[Start of section]
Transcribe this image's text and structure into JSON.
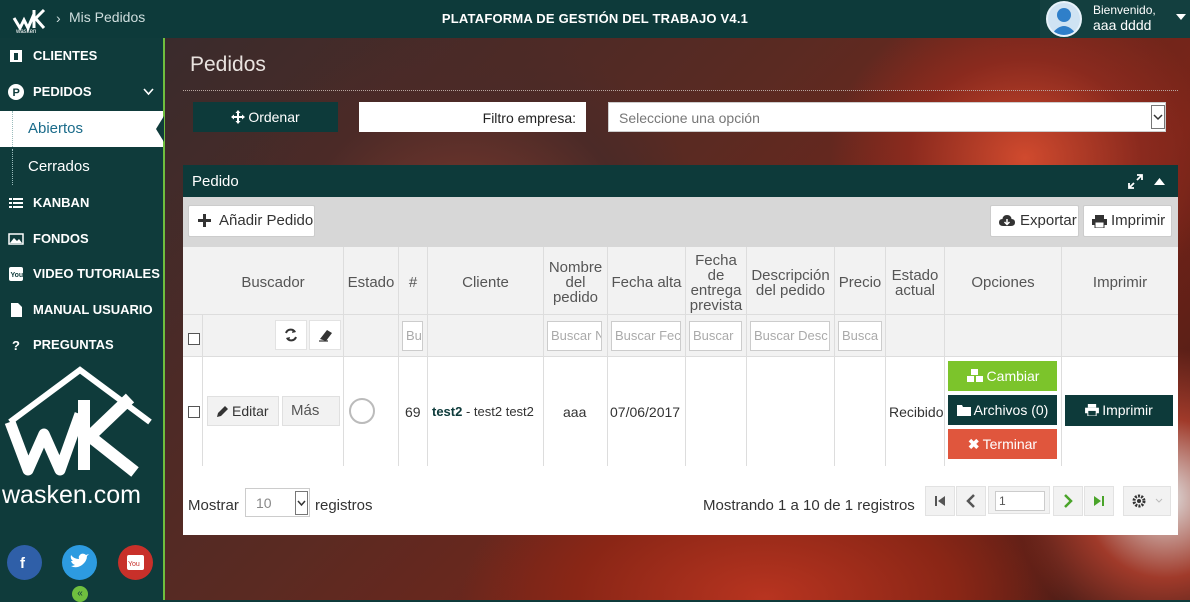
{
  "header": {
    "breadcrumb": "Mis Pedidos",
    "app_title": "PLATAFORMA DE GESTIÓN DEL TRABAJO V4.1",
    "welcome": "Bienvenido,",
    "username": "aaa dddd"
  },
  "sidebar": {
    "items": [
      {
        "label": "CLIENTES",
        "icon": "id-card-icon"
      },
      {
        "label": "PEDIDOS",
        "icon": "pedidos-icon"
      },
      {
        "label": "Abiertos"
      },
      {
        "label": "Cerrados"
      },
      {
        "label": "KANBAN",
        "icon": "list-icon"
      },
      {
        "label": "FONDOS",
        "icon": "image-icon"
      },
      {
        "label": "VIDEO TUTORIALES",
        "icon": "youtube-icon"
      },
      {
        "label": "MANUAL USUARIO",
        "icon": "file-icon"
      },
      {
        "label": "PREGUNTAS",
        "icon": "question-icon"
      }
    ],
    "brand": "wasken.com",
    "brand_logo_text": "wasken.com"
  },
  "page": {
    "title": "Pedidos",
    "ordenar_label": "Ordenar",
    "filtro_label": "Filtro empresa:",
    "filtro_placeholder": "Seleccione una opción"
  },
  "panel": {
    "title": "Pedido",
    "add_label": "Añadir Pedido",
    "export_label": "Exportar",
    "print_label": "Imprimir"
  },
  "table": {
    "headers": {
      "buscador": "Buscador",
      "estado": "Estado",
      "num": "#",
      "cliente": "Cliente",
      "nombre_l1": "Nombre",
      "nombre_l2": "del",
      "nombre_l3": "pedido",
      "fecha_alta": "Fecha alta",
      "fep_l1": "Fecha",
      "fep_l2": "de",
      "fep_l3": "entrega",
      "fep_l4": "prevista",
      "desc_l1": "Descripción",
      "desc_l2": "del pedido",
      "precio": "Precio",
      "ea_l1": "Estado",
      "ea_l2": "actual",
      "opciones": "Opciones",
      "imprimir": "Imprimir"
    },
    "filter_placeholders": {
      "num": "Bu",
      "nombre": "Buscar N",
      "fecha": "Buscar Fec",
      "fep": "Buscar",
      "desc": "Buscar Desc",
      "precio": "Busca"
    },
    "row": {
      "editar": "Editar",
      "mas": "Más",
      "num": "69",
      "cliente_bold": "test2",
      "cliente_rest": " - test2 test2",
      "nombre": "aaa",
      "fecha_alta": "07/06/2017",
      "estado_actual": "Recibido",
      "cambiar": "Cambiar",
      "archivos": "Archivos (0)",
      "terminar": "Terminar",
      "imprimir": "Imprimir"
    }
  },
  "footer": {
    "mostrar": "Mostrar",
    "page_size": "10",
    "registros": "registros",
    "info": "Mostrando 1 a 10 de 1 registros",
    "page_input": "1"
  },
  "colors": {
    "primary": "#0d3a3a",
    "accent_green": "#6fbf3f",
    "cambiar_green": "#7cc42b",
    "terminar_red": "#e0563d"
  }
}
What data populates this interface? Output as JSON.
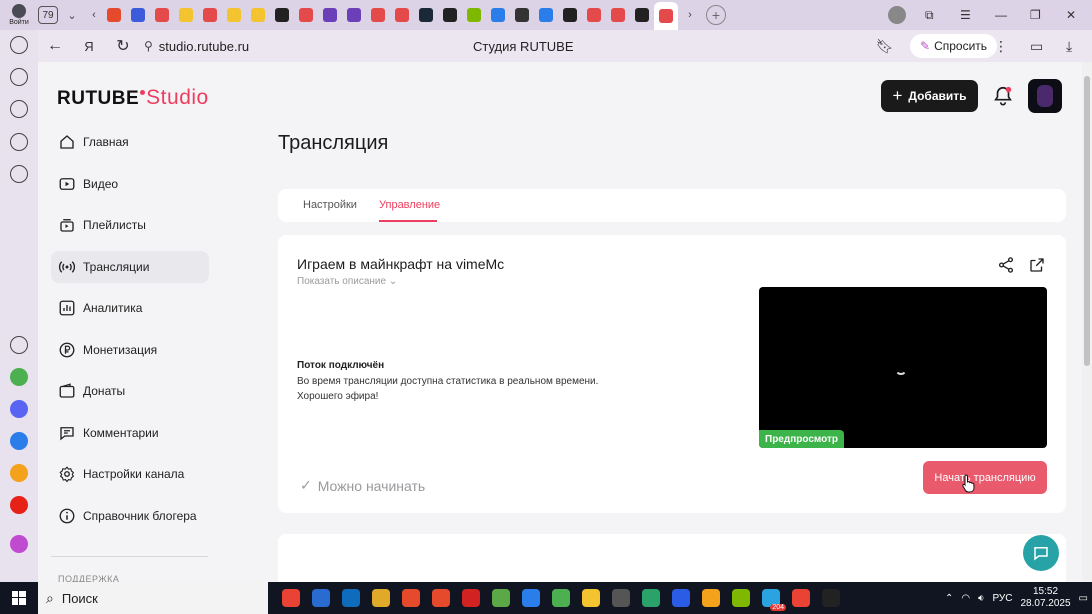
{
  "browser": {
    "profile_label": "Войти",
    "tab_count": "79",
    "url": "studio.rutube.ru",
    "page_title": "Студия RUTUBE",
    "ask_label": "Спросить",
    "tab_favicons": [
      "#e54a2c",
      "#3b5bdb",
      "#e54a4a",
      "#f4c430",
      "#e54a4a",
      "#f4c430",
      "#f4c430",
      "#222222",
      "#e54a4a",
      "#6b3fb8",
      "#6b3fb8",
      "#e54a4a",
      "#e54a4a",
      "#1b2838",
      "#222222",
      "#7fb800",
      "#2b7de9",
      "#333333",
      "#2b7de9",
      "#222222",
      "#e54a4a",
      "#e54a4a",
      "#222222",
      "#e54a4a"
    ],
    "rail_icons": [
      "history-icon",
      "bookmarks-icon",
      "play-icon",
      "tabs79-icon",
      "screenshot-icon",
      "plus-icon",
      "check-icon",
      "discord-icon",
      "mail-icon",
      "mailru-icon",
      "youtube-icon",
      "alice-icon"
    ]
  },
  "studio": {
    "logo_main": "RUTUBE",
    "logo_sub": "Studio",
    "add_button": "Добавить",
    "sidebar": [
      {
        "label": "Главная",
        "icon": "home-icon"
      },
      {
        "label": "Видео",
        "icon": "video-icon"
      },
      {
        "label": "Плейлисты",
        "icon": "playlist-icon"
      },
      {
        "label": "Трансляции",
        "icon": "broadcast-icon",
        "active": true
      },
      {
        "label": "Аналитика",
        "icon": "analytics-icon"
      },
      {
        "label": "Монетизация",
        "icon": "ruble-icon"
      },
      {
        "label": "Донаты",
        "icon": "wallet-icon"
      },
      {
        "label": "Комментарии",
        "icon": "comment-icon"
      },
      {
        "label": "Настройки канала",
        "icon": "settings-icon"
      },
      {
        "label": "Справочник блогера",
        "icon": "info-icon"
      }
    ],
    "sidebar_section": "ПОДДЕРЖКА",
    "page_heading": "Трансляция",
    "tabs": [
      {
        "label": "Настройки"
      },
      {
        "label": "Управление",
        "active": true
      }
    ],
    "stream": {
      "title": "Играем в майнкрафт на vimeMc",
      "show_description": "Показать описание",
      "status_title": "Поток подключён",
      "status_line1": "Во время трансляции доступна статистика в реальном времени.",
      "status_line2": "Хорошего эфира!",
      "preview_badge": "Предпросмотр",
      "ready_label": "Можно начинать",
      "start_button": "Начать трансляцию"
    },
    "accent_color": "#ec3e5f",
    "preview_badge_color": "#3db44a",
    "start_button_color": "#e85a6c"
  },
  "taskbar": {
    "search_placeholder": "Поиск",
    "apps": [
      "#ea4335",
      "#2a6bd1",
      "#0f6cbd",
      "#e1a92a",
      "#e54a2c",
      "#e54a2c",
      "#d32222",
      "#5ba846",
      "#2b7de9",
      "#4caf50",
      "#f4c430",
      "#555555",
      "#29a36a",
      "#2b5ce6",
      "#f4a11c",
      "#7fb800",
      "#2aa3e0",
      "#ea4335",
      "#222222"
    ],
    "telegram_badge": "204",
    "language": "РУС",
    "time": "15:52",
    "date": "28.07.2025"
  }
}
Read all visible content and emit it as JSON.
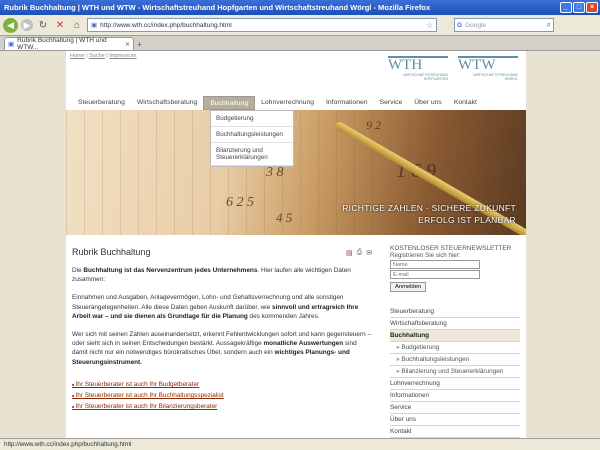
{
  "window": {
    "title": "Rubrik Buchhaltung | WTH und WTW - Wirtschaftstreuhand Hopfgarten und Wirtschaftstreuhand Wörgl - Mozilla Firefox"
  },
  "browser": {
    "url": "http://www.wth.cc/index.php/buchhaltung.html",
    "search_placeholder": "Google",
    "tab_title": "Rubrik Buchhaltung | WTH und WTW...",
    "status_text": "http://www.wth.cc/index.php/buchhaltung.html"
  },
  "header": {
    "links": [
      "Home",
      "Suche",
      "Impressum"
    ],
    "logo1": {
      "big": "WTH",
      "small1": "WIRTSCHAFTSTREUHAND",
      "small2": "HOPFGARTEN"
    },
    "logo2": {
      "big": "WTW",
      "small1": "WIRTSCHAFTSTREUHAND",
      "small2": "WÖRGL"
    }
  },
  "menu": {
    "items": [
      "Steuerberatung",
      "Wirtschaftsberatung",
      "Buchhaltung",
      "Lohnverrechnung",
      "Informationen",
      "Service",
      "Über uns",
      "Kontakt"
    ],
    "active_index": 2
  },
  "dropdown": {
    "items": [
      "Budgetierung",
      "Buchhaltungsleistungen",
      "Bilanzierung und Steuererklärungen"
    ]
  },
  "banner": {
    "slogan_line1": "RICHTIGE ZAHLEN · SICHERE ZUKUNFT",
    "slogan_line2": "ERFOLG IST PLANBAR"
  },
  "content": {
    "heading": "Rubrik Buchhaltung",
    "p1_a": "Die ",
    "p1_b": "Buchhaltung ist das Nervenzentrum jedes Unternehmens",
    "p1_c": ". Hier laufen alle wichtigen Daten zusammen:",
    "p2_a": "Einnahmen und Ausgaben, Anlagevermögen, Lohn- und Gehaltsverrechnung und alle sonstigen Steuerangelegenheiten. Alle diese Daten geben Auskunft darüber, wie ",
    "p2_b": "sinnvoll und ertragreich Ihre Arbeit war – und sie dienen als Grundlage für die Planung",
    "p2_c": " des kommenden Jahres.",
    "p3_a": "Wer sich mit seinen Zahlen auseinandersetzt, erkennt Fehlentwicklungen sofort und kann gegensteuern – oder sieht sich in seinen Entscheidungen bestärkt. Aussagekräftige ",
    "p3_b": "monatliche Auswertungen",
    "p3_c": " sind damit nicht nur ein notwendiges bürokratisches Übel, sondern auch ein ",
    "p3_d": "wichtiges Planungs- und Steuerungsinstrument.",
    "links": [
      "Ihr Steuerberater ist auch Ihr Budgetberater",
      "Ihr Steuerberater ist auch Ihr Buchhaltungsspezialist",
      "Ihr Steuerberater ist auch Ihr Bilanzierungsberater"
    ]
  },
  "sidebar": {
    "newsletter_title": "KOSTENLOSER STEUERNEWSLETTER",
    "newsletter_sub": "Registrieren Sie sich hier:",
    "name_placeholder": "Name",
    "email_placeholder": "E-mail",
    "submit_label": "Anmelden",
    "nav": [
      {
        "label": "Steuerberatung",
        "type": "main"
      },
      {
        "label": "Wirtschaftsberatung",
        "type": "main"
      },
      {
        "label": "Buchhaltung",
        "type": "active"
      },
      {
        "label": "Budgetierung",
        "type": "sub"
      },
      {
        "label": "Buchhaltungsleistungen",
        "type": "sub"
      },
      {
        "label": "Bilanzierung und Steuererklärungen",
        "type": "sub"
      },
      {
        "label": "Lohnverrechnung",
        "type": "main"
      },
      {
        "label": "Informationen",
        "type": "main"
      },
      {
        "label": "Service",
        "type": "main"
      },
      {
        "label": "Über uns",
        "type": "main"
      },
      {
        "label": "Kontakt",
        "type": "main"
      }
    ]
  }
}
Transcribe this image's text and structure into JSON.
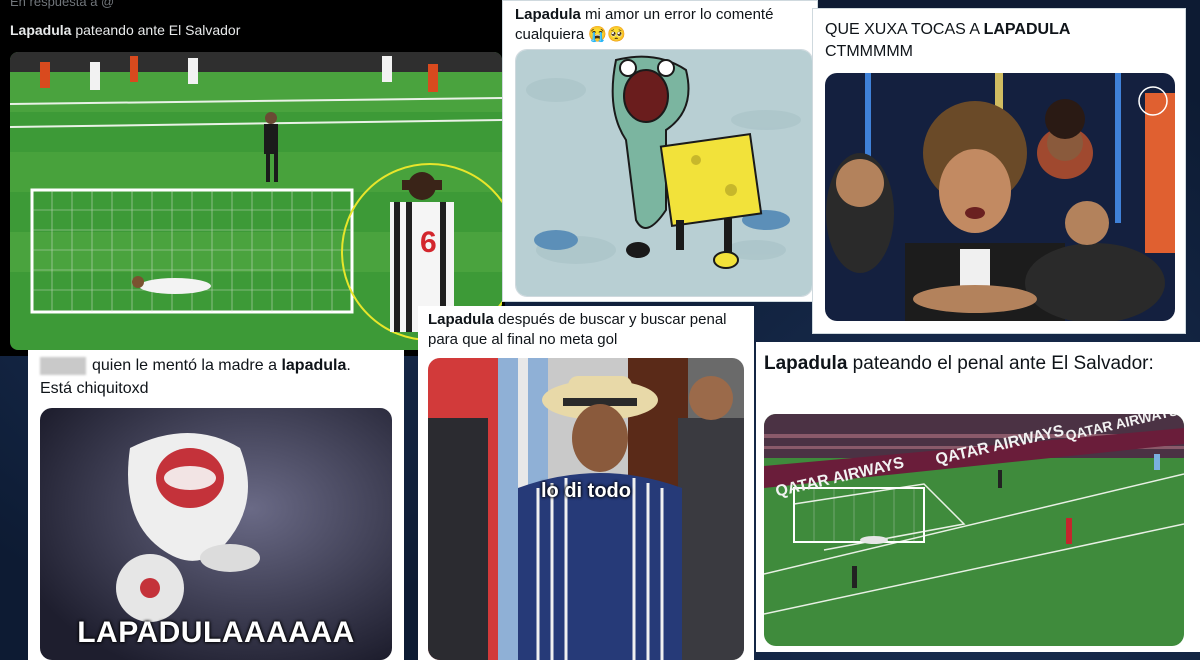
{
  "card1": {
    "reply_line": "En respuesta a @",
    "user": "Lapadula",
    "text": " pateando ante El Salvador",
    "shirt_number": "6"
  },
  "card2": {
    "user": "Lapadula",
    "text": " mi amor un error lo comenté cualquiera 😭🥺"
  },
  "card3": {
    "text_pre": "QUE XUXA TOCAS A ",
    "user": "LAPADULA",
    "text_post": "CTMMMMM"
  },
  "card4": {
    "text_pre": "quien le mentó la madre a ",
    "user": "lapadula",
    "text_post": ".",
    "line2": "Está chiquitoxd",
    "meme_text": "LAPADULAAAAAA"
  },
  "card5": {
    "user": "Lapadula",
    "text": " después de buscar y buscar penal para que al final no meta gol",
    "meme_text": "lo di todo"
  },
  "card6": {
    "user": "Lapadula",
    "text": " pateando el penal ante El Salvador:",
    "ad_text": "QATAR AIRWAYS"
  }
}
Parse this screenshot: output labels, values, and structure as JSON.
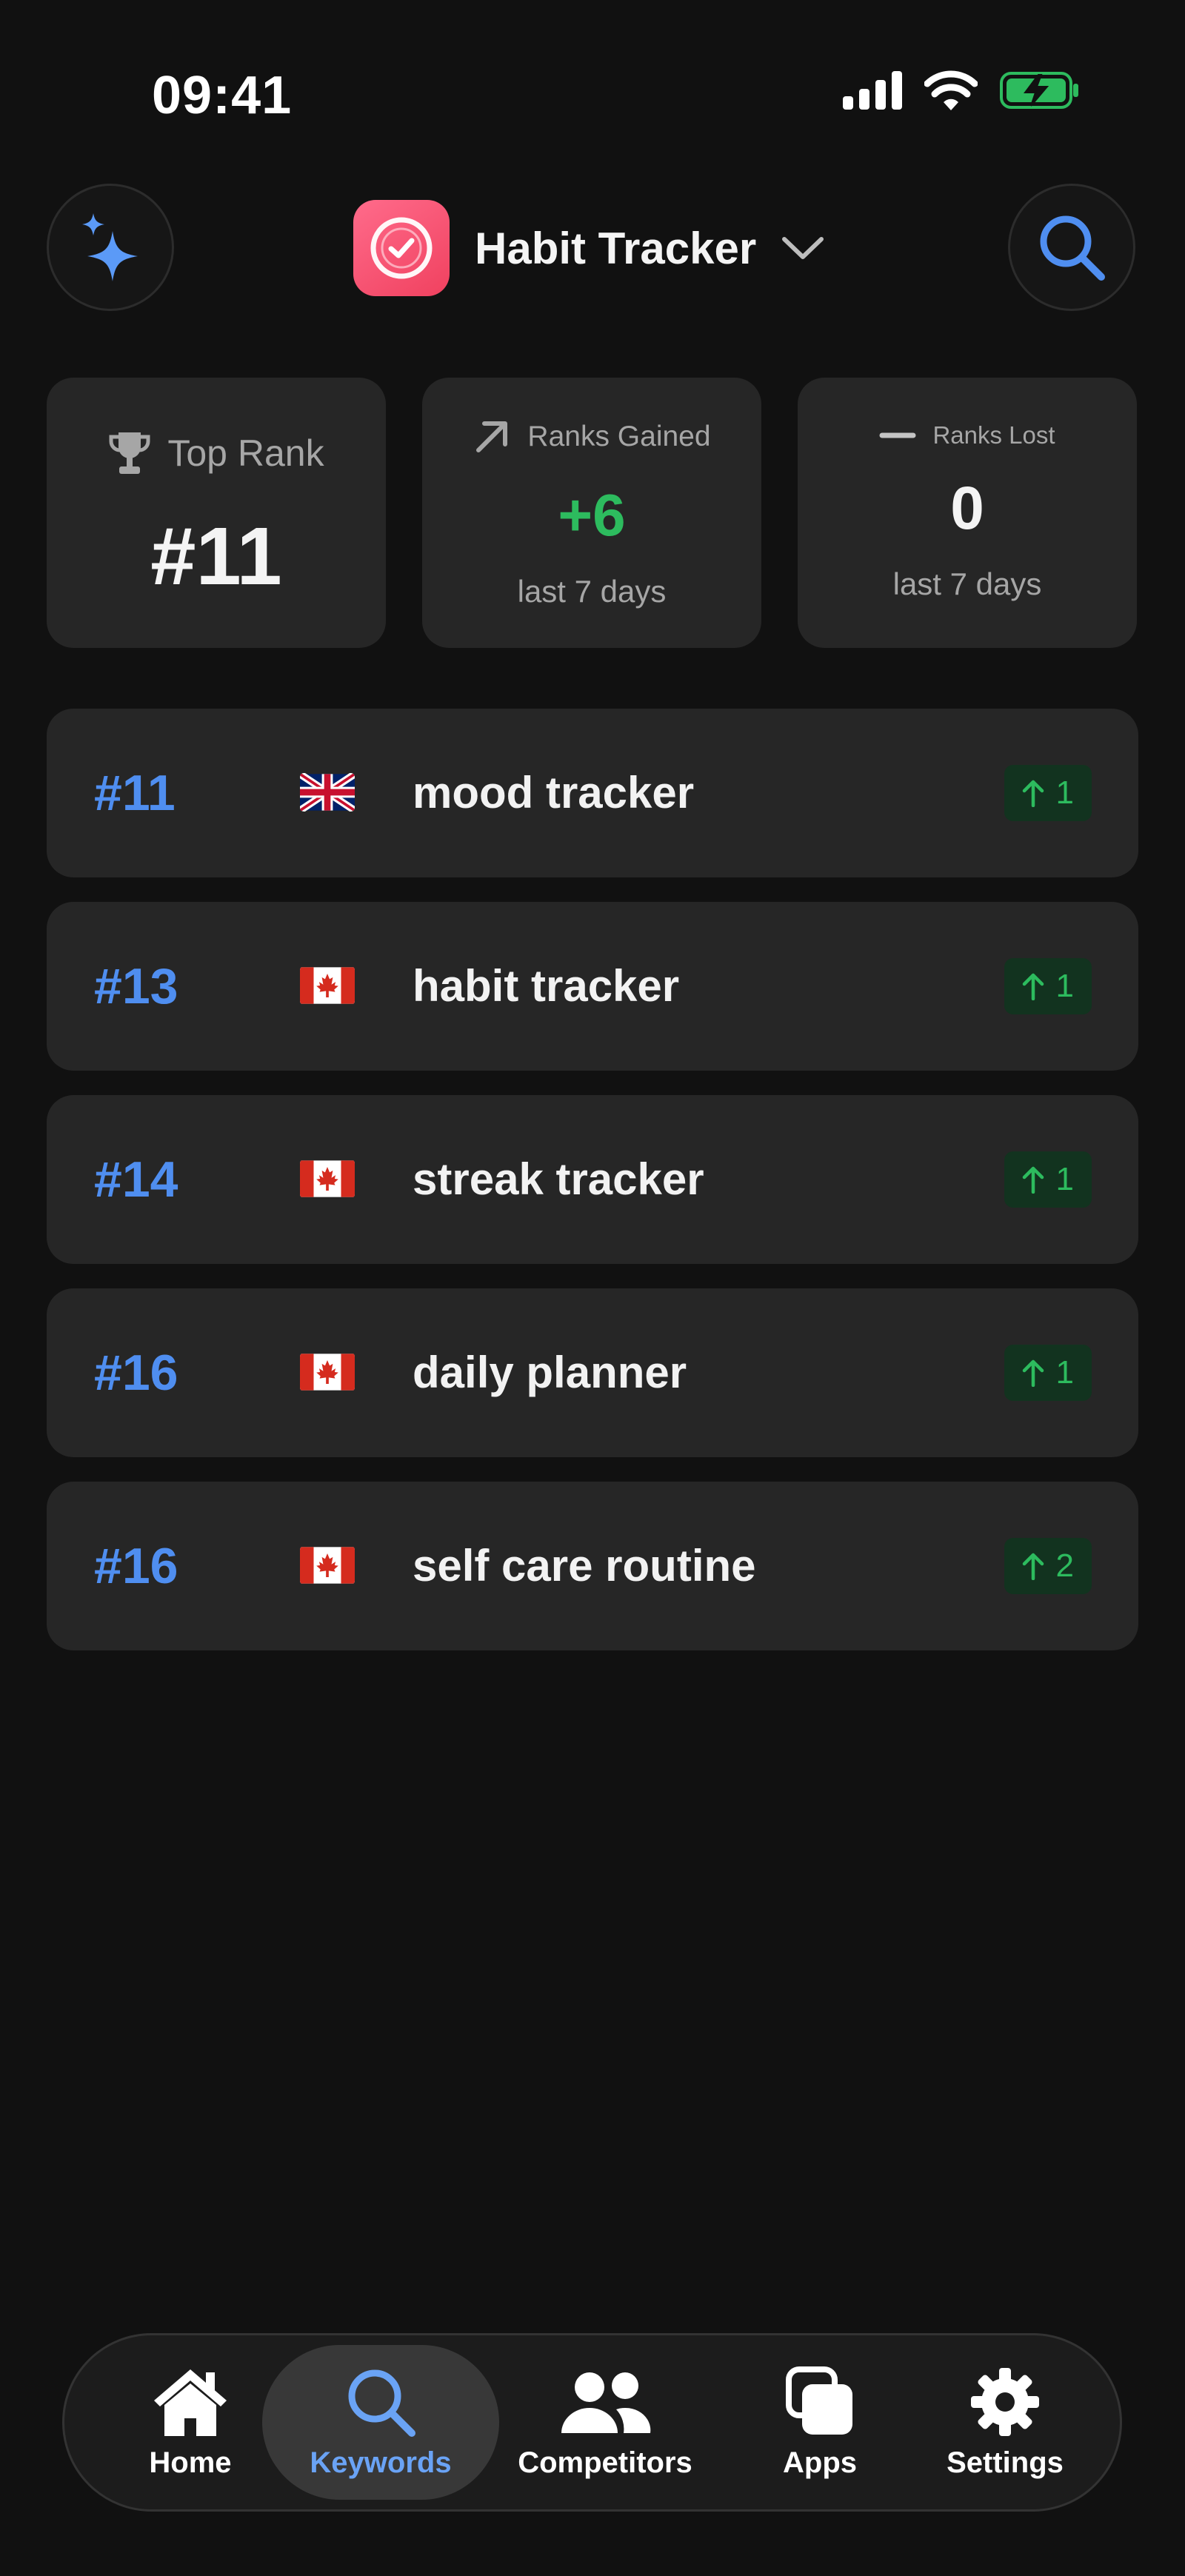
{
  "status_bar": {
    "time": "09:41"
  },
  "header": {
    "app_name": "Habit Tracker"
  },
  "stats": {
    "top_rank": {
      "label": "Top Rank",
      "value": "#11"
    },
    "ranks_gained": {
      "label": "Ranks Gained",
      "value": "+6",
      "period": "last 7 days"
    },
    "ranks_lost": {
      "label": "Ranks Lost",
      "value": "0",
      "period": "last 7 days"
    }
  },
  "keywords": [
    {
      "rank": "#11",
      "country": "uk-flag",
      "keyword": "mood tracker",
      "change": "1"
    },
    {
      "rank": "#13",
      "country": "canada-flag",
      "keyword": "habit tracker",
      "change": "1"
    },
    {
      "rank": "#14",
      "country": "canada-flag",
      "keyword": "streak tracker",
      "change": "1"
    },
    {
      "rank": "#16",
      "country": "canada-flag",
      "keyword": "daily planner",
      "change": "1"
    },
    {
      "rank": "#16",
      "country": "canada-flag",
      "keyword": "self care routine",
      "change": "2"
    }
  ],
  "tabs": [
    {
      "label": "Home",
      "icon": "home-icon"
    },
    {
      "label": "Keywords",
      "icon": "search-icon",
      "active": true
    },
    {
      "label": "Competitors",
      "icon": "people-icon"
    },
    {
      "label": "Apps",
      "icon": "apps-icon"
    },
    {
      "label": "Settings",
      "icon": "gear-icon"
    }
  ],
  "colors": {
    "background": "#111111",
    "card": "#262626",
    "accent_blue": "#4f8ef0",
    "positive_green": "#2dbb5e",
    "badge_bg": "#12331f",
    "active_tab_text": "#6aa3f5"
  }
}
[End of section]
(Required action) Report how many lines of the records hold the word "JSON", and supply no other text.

(Written answer) 5